[TRY IT] Select from the records below every line that has the word "title" in it.

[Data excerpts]
::::
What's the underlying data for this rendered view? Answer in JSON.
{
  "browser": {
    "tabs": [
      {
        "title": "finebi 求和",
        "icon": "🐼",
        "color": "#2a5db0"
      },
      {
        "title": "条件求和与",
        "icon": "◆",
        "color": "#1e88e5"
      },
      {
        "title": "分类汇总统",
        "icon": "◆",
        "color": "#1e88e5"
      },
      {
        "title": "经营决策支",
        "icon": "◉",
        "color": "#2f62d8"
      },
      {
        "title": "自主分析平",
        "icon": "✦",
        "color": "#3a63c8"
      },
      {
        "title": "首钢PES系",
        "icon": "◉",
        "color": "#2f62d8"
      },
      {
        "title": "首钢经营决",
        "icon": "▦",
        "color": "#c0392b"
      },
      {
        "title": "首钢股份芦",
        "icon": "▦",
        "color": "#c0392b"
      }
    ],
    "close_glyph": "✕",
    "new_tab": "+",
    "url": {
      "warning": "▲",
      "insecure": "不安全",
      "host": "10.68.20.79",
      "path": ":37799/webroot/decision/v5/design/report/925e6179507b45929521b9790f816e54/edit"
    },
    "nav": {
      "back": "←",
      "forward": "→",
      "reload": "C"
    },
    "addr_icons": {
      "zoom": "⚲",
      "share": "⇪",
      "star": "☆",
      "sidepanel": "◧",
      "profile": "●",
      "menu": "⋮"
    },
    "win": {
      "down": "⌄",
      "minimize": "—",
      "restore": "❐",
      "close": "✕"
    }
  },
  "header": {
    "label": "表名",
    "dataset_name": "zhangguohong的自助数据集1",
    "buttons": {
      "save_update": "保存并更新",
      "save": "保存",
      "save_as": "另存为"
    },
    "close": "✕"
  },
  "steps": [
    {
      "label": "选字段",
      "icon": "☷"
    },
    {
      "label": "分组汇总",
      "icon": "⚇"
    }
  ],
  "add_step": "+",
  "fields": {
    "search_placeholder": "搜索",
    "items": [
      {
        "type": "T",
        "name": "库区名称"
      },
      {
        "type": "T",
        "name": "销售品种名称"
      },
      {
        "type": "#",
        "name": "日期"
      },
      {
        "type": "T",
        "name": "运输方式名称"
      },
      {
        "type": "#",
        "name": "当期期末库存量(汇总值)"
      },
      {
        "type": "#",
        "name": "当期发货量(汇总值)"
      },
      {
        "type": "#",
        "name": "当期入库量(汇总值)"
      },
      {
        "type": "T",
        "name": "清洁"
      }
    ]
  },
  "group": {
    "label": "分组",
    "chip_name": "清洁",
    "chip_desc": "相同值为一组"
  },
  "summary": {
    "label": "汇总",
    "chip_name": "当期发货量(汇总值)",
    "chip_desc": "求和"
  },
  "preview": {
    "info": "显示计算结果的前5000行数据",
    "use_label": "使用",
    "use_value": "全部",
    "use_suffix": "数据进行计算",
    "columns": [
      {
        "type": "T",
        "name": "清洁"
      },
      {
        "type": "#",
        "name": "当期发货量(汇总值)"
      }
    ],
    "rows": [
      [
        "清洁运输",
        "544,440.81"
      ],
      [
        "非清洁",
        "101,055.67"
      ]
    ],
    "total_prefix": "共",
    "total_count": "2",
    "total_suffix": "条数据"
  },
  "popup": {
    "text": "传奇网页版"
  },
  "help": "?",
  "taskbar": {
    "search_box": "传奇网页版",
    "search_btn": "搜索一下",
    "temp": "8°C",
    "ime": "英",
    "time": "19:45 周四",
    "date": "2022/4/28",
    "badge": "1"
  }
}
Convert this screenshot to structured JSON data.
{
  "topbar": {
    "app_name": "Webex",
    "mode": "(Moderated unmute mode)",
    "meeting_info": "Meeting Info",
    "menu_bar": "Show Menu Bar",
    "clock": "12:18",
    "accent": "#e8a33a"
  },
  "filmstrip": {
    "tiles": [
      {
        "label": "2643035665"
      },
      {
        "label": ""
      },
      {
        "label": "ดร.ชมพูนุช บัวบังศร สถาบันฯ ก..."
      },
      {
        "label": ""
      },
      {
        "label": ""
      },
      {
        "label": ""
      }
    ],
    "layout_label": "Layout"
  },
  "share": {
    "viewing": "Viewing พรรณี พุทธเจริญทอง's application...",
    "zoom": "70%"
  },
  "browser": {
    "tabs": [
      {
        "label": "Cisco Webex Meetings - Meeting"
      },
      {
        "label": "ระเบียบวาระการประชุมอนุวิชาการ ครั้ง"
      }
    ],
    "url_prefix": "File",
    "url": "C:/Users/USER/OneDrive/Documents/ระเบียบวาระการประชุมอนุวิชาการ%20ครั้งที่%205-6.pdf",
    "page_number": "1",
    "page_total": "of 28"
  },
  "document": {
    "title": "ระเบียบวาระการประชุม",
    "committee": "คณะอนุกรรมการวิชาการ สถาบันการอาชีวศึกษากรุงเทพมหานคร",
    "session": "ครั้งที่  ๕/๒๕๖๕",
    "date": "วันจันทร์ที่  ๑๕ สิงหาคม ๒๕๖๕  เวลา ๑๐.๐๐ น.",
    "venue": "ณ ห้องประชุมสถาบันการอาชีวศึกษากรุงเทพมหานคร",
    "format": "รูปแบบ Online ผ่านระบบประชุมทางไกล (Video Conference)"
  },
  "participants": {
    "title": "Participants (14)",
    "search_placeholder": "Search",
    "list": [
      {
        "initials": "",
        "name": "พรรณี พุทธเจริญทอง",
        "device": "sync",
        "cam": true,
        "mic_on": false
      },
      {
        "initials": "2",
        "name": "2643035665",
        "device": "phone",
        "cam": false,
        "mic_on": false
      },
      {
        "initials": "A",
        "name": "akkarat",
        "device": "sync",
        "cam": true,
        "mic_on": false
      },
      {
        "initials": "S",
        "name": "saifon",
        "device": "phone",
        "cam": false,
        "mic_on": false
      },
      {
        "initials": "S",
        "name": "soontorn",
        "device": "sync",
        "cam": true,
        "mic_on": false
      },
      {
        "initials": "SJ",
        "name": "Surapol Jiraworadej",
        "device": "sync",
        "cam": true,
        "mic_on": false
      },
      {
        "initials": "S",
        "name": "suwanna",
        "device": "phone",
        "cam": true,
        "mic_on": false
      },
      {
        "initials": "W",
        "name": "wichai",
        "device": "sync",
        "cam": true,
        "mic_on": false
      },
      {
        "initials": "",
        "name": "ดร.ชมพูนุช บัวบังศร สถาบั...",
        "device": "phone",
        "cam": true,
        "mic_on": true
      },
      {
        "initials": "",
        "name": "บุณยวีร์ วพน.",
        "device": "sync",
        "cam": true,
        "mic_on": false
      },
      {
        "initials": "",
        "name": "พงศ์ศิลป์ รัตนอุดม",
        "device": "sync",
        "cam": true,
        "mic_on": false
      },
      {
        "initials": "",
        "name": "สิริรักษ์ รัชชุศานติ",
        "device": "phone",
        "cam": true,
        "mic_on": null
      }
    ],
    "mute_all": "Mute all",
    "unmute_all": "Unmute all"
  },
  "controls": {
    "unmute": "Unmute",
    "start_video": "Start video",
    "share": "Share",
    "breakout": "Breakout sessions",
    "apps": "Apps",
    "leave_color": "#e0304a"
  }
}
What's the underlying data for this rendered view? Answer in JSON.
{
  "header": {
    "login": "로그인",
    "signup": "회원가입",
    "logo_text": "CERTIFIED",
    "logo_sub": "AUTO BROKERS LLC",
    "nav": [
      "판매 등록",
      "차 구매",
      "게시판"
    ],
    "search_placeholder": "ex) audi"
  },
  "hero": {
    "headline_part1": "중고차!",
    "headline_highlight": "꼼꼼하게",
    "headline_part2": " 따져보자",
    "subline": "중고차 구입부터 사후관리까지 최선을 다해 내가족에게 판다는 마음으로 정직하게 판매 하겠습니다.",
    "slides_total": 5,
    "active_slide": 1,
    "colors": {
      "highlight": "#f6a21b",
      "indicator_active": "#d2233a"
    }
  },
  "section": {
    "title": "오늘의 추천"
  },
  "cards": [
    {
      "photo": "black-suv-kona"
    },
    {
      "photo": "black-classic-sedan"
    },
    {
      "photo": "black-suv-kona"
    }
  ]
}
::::
[OUTPUT BELOW]
        "title": "finebi 求和",
        "title": "条件求和与",
        "title": "分类汇总统",
        "title": "经营决策支",
        "title": "自主分析平",
        "title": "首钢PES系",
        "title": "首钢经营决",
        "title": "首钢股份芦",
    "title": "ระเบียบวาระการประชุม",
    "title": "Participants (14)",
    "title": "오늘의 추천"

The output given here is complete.